▶ [TASK TO COMPLETE]:
Check each line of the data below for the string "this", then report how many lines have it and nothing else.

Data excerpts

════════════════

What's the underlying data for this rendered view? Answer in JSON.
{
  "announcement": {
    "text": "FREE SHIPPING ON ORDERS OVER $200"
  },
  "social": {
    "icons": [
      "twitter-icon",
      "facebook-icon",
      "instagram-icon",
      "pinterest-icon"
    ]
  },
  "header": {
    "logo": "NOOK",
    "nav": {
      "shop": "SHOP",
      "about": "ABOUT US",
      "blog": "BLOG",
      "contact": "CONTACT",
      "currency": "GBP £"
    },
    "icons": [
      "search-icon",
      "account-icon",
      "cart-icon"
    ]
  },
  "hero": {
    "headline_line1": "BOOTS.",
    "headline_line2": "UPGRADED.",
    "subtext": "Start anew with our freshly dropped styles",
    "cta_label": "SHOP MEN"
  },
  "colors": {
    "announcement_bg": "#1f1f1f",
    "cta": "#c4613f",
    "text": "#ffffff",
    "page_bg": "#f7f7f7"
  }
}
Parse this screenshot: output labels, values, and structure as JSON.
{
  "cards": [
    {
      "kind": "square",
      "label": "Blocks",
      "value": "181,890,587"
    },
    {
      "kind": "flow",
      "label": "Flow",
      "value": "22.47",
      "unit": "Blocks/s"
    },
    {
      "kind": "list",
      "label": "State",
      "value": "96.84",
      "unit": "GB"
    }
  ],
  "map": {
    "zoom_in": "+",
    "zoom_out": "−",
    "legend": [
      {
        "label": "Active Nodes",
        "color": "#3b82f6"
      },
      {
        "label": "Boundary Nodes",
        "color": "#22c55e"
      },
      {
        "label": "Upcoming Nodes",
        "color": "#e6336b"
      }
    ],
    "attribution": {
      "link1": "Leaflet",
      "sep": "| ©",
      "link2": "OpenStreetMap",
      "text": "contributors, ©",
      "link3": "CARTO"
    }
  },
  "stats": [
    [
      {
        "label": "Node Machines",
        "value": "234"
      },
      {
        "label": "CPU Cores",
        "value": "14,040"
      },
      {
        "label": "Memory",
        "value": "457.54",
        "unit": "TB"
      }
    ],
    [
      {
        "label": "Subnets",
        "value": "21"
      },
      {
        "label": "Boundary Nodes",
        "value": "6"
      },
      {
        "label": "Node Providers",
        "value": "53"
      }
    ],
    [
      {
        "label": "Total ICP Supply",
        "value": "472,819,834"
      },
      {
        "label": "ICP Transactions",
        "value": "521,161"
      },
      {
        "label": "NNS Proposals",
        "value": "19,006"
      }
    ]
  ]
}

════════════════

▶ [ANSWER SPACE]:
2